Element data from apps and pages

Content starts

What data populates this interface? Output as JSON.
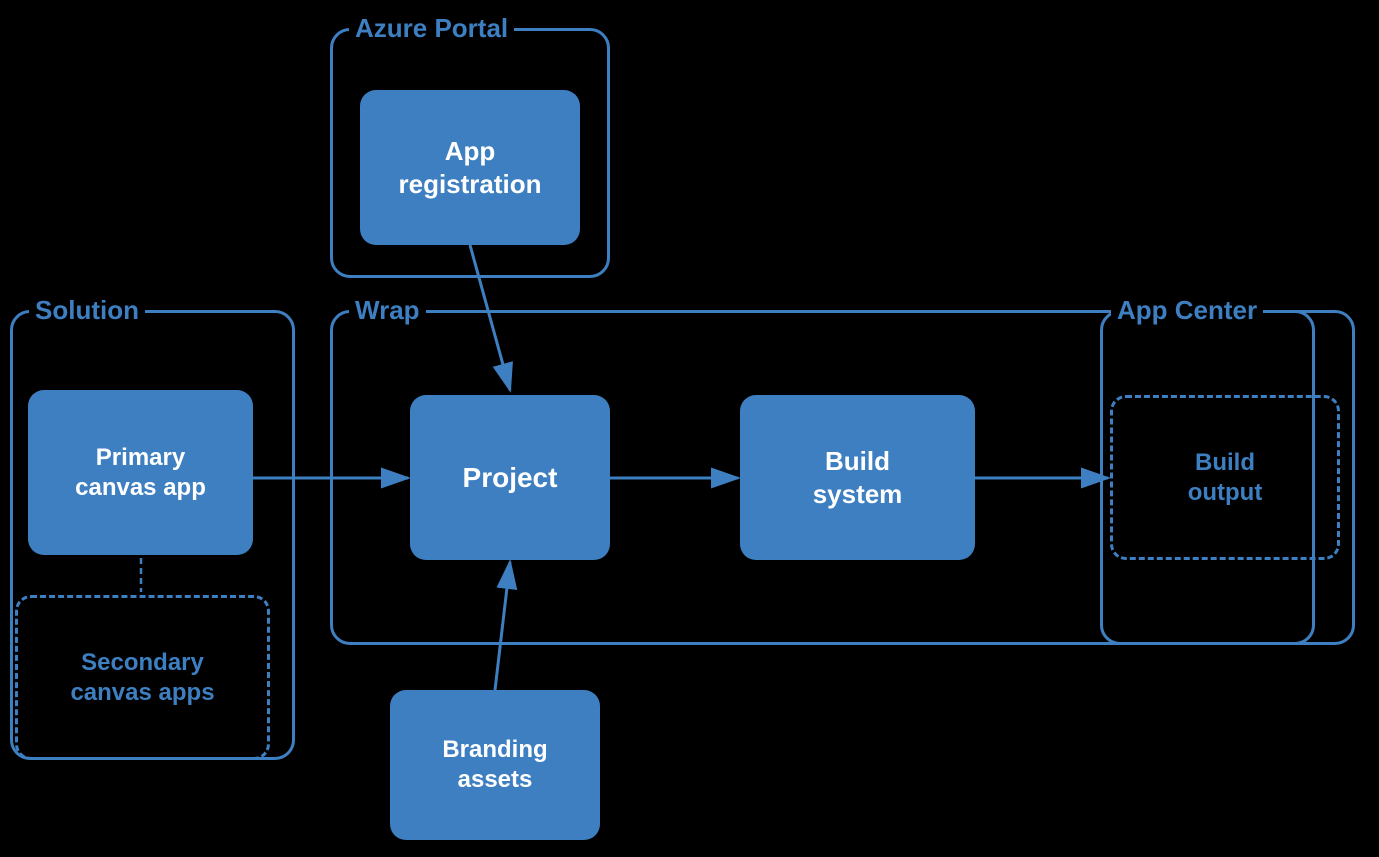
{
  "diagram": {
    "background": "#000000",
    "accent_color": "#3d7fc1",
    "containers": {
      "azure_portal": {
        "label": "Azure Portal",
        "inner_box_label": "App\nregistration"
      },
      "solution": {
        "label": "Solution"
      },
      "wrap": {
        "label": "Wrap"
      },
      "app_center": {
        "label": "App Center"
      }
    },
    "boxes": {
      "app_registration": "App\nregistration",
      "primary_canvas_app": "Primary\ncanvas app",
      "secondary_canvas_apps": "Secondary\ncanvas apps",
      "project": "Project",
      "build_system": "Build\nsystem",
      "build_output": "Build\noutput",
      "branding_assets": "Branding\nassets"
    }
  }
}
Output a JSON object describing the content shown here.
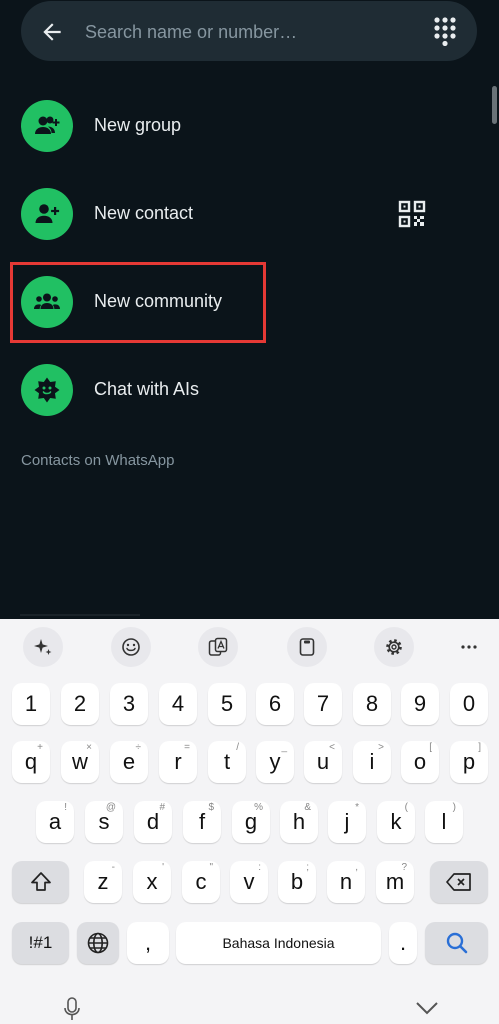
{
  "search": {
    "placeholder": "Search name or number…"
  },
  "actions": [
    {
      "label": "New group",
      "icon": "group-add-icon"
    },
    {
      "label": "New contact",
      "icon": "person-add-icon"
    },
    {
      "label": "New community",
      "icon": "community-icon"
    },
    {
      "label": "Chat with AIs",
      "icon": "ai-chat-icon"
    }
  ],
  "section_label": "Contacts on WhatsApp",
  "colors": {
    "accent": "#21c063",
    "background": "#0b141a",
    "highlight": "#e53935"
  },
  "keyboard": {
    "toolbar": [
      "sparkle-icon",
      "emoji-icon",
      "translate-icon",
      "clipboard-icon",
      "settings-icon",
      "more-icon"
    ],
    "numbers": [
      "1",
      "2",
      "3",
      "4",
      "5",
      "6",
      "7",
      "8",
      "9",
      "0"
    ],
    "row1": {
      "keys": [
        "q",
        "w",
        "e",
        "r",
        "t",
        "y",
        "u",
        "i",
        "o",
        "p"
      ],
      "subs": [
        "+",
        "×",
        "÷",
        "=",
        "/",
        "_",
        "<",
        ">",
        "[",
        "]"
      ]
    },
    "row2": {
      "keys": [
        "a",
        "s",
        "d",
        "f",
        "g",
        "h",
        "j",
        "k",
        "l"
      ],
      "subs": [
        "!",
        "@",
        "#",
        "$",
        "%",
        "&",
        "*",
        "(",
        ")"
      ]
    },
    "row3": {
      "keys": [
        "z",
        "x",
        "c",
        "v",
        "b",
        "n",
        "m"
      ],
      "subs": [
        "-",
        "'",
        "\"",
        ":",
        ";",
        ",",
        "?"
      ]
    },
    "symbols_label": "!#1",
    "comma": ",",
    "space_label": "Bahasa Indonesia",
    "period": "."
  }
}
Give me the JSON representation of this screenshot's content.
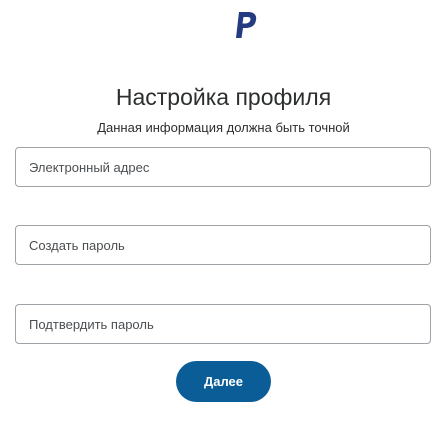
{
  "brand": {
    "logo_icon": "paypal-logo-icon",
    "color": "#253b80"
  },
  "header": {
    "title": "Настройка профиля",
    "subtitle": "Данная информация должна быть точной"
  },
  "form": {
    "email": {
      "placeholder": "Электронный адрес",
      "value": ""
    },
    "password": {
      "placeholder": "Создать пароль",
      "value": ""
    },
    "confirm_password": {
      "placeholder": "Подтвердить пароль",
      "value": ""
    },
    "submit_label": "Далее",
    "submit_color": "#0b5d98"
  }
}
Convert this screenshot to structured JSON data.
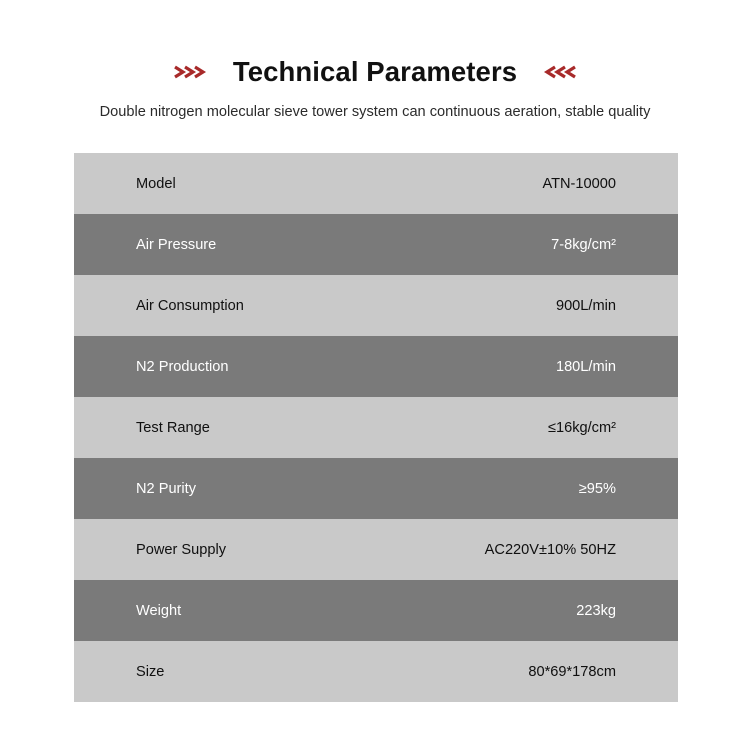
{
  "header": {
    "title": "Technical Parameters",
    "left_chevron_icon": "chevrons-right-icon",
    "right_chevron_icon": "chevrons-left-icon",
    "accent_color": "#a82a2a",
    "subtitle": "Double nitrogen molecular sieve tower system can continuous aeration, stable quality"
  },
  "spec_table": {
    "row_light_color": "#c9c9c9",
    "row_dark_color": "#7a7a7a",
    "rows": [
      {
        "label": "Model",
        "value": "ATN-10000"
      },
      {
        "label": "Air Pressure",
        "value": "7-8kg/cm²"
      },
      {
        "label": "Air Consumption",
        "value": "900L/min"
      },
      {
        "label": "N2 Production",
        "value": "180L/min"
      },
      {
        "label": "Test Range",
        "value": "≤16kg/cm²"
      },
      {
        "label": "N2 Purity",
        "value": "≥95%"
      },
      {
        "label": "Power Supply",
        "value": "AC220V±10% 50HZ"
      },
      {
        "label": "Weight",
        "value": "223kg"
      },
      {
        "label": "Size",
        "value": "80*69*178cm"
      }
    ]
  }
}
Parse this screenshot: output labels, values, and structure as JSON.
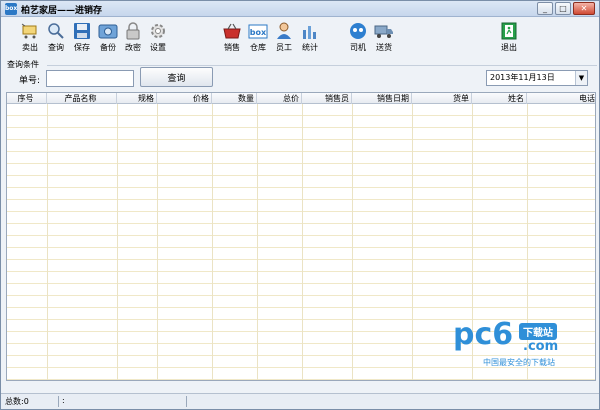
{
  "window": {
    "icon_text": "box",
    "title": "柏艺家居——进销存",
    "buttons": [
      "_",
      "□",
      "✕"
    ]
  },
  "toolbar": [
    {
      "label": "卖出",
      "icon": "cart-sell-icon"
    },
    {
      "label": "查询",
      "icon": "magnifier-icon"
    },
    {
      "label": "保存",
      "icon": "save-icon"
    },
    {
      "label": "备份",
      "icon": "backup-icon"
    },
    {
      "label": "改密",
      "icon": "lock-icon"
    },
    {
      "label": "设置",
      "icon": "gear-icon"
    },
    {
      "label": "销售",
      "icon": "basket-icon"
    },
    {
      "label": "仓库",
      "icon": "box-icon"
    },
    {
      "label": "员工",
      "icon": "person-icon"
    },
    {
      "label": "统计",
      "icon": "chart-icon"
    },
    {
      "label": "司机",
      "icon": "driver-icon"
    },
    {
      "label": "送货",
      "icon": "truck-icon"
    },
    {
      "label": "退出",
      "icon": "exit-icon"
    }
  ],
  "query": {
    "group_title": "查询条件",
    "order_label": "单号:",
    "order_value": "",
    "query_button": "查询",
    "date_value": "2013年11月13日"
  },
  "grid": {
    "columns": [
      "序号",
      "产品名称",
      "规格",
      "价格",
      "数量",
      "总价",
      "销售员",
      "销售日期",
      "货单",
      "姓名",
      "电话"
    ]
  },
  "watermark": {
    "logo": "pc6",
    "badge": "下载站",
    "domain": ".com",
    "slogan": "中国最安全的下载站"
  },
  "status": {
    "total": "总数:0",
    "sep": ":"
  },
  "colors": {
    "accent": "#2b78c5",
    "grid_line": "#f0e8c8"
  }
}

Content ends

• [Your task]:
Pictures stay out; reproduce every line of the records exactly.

• [Answer to this task]:
What data populates this interface? Output as JSON.
{
  "diagram": {
    "background": "#000000",
    "accent_color": "#3d7fc1",
    "containers": {
      "azure_portal": {
        "label": "Azure Portal",
        "inner_box_label": "App\nregistration"
      },
      "solution": {
        "label": "Solution"
      },
      "wrap": {
        "label": "Wrap"
      },
      "app_center": {
        "label": "App Center"
      }
    },
    "boxes": {
      "app_registration": "App\nregistration",
      "primary_canvas_app": "Primary\ncanvas app",
      "secondary_canvas_apps": "Secondary\ncanvas apps",
      "project": "Project",
      "build_system": "Build\nsystem",
      "build_output": "Build\noutput",
      "branding_assets": "Branding\nassets"
    }
  }
}
Output a JSON object describing the content shown here.
{
  "search": {
    "placeholder": "Search name or number…"
  },
  "actions": [
    {
      "label": "New group",
      "icon": "group-add-icon"
    },
    {
      "label": "New contact",
      "icon": "person-add-icon"
    },
    {
      "label": "New community",
      "icon": "community-icon"
    },
    {
      "label": "Chat with AIs",
      "icon": "ai-chat-icon"
    }
  ],
  "section_label": "Contacts on WhatsApp",
  "colors": {
    "accent": "#21c063",
    "background": "#0b141a",
    "highlight": "#e53935"
  },
  "keyboard": {
    "toolbar": [
      "sparkle-icon",
      "emoji-icon",
      "translate-icon",
      "clipboard-icon",
      "settings-icon",
      "more-icon"
    ],
    "numbers": [
      "1",
      "2",
      "3",
      "4",
      "5",
      "6",
      "7",
      "8",
      "9",
      "0"
    ],
    "row1": {
      "keys": [
        "q",
        "w",
        "e",
        "r",
        "t",
        "y",
        "u",
        "i",
        "o",
        "p"
      ],
      "subs": [
        "+",
        "×",
        "÷",
        "=",
        "/",
        "_",
        "<",
        ">",
        "[",
        "]"
      ]
    },
    "row2": {
      "keys": [
        "a",
        "s",
        "d",
        "f",
        "g",
        "h",
        "j",
        "k",
        "l"
      ],
      "subs": [
        "!",
        "@",
        "#",
        "$",
        "%",
        "&",
        "*",
        "(",
        ")"
      ]
    },
    "row3": {
      "keys": [
        "z",
        "x",
        "c",
        "v",
        "b",
        "n",
        "m"
      ],
      "subs": [
        "-",
        "'",
        "\"",
        ":",
        ";",
        ",",
        "?"
      ]
    },
    "symbols_label": "!#1",
    "comma": ",",
    "space_label": "Bahasa Indonesia",
    "period": "."
  }
}
Give me the JSON representation of this screenshot's content.
{
  "brand": {
    "logo_icon": "paypal-logo-icon",
    "color": "#253b80"
  },
  "header": {
    "title": "Настройка профиля",
    "subtitle": "Данная информация должна быть точной"
  },
  "form": {
    "email": {
      "placeholder": "Электронный адрес",
      "value": ""
    },
    "password": {
      "placeholder": "Создать пароль",
      "value": ""
    },
    "confirm_password": {
      "placeholder": "Подтвердить пароль",
      "value": ""
    },
    "submit_label": "Далее",
    "submit_color": "#0b5d98"
  }
}
Convert this screenshot to structured JSON data.
{
  "header": {
    "title": "Technical Parameters",
    "left_chevron_icon": "chevrons-right-icon",
    "right_chevron_icon": "chevrons-left-icon",
    "accent_color": "#a82a2a",
    "subtitle": "Double nitrogen molecular sieve tower system can continuous aeration, stable quality"
  },
  "spec_table": {
    "row_light_color": "#c9c9c9",
    "row_dark_color": "#7a7a7a",
    "rows": [
      {
        "label": "Model",
        "value": "ATN-10000"
      },
      {
        "label": "Air Pressure",
        "value": "7-8kg/cm²"
      },
      {
        "label": "Air Consumption",
        "value": "900L/min"
      },
      {
        "label": "N2 Production",
        "value": "180L/min"
      },
      {
        "label": "Test Range",
        "value": "≤16kg/cm²"
      },
      {
        "label": "N2 Purity",
        "value": "≥95%"
      },
      {
        "label": "Power Supply",
        "value": "AC220V±10% 50HZ"
      },
      {
        "label": "Weight",
        "value": "223kg"
      },
      {
        "label": "Size",
        "value": "80*69*178cm"
      }
    ]
  }
}
Parse this screenshot: output labels, values, and structure as JSON.
{
  "window": {
    "icon_text": "box",
    "title": "柏艺家居——进销存",
    "buttons": [
      "_",
      "□",
      "✕"
    ]
  },
  "toolbar": [
    {
      "label": "卖出",
      "icon": "cart-sell-icon"
    },
    {
      "label": "查询",
      "icon": "magnifier-icon"
    },
    {
      "label": "保存",
      "icon": "save-icon"
    },
    {
      "label": "备份",
      "icon": "backup-icon"
    },
    {
      "label": "改密",
      "icon": "lock-icon"
    },
    {
      "label": "设置",
      "icon": "gear-icon"
    },
    {
      "label": "销售",
      "icon": "basket-icon"
    },
    {
      "label": "仓库",
      "icon": "box-icon"
    },
    {
      "label": "员工",
      "icon": "person-icon"
    },
    {
      "label": "统计",
      "icon": "chart-icon"
    },
    {
      "label": "司机",
      "icon": "driver-icon"
    },
    {
      "label": "送货",
      "icon": "truck-icon"
    },
    {
      "label": "退出",
      "icon": "exit-icon"
    }
  ],
  "query": {
    "group_title": "查询条件",
    "order_label": "单号:",
    "order_value": "",
    "query_button": "查询",
    "date_value": "2013年11月13日"
  },
  "grid": {
    "columns": [
      "序号",
      "产品名称",
      "规格",
      "价格",
      "数量",
      "总价",
      "销售员",
      "销售日期",
      "货单",
      "姓名",
      "电话"
    ]
  },
  "watermark": {
    "logo": "pc6",
    "badge": "下载站",
    "domain": ".com",
    "slogan": "中国最安全的下载站"
  },
  "status": {
    "total": "总数:0",
    "sep": ":"
  },
  "colors": {
    "accent": "#2b78c5",
    "grid_line": "#f0e8c8"
  }
}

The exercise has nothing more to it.